By juxtaposing the ways in which we treat the suffering of distant others with what we do when they turn up at our door, Fassin is able to show that the role of “humanitarian reason” in contemporary politics is both more extensive and more problematic than is generally thought. Humanitarian Reason often addresses the extent to which the vulnerable are subject to the arbitrary or contingent decisions of officials and/or experts over whether and how to help them. Fassin demonstrates that, more often than not, humanitarians sit in judgment over the suffering of others.
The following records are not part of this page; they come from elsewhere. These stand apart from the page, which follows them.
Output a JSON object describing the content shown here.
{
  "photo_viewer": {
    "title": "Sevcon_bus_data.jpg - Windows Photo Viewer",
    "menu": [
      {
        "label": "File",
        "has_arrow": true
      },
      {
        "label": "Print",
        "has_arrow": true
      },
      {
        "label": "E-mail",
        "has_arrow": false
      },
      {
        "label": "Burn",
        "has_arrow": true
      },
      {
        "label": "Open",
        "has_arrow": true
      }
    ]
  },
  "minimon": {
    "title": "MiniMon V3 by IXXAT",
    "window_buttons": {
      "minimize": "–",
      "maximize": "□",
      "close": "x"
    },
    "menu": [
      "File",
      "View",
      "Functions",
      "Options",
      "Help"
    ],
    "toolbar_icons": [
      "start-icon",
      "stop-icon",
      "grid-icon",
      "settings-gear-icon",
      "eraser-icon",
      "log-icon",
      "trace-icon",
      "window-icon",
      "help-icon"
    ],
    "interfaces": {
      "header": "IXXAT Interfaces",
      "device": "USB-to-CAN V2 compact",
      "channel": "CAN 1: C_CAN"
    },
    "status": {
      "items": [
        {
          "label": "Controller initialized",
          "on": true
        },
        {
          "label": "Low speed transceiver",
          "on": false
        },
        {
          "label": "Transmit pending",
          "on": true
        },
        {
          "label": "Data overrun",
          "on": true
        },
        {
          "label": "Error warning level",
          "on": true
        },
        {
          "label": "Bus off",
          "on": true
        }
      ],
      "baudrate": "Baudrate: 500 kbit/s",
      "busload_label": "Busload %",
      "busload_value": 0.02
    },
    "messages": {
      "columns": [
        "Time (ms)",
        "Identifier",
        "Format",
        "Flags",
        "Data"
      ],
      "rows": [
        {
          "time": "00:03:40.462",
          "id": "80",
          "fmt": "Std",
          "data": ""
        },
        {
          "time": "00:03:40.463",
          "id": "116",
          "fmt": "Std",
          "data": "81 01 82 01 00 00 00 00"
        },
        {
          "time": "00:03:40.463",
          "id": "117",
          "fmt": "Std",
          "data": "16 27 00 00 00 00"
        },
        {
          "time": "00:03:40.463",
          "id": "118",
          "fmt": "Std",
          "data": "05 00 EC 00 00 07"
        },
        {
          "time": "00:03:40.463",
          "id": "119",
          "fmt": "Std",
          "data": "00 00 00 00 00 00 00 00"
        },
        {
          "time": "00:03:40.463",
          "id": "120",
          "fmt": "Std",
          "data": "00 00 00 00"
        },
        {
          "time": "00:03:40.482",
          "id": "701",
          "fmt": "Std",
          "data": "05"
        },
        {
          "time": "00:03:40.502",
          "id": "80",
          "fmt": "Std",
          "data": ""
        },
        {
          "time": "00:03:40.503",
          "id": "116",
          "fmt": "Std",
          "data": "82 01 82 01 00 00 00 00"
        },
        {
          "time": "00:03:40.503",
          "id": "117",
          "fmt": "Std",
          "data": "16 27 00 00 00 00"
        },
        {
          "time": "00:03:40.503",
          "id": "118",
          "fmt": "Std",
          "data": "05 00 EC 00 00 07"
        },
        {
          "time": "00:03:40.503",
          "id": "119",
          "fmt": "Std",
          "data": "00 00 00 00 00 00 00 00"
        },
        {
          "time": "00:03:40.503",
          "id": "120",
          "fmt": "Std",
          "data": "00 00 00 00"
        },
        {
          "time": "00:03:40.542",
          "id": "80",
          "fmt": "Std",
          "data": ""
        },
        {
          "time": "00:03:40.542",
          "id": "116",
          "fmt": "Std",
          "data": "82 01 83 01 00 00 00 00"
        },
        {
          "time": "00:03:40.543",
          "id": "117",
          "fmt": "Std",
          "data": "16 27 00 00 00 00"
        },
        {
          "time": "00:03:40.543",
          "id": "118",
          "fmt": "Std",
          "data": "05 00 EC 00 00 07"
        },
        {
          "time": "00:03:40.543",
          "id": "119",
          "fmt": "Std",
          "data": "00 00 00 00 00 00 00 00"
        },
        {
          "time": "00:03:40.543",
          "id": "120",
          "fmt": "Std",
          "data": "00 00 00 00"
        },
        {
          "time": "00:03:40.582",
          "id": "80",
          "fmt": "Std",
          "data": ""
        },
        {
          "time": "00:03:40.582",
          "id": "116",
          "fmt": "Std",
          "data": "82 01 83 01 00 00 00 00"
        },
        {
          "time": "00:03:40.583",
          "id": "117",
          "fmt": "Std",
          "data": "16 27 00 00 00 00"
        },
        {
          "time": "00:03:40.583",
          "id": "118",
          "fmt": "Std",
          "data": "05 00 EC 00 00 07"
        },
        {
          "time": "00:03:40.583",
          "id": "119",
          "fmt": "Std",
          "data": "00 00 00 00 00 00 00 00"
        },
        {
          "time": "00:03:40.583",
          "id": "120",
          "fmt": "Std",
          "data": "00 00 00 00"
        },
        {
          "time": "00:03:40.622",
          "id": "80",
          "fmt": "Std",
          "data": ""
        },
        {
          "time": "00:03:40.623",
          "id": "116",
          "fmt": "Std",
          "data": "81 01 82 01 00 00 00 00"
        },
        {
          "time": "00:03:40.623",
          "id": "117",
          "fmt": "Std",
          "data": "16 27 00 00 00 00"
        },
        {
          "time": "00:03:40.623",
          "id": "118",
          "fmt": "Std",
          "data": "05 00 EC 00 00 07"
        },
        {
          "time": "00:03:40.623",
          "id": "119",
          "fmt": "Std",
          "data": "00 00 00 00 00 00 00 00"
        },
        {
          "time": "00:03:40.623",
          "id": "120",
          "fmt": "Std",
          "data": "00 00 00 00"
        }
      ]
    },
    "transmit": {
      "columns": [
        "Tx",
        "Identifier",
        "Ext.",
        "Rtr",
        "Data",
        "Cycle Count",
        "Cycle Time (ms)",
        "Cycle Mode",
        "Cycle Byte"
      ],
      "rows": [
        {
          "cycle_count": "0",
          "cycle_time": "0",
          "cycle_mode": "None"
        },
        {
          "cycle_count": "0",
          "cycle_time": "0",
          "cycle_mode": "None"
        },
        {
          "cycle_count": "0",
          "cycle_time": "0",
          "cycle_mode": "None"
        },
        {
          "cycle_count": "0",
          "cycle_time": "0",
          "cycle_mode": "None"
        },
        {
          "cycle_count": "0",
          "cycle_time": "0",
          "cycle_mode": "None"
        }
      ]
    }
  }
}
Fassin investigates the conditions and framings that make certain decisions more or less likely in situations where these judgments take place. For him, humanitarian reason functions as a powerful “social imaginary,” in Charles Taylor’s useful phrase, which elucidates and enables particular social practices (p. 247). He demonstrates how, with the ascent of humanitarian sentiments as a political vocabulary, two forms of humanitarian government have emerged: “In poor countries it deals with large and often undifferentiated populations, for whom mass initiatives are set in place. In rich countries, it is faced with individuals, whose narratives it examines and whose bodies it scrutinizes” (p. 253). Within the former context, Fassin sees refugees as the emblematic category; within the latter, asylum seekers. These subjects of humanitarian government often dwell within political spaces, such as refugee camps, within which humanitarians are powerful political actors.
Fassin shows how in asserting its political autonomy, humanitarianism inevitably creates hierarchies of humanity: between the deserving and undeserving poor, between the right and wrong kinds of immigrants, between victims and perpetrators. As he puts it, “Humanitarianism, independently of the goodwill of the rescuers, constructs an unequal relationship between the one giving aid and the one being aided” (p. 193). For example, Fassin documents the ways in which medical assessments of physical scars, which are often accorded more weight than firsthand testimony of political persecution, have become key pieces of evidence of suffering in many French asylum cases. Moreover, this is a quandary that humanitarianism cannot necessarily escape: looking for truth about suffering in its physical legacy carries the risk of depoliticizing that suffering and reducing a person to a body, while speaking out on behalf of the victim risks co-opting and distorting that voice.
Ultimately, neither book provides any easy answers to the dilemmas that beset humanitarianism, but they do add important nuance to the debate. The MSF volume conveys just how much of a struggle it is to identify, access, and bring even a modicum of relief to those in need; but it also reminds us of the importance of trying to do so. Fassin’s account challenges us not to pigeonhole humanitarianism as something that only happens in faraway places, but to consider it as a powerful political vocabulary that has much broader resonance in our everyday lives.
Henry Radice is Research Manager, Justice and Security Research Programme, in the Department of International Development at the London School of Economics and Political Science.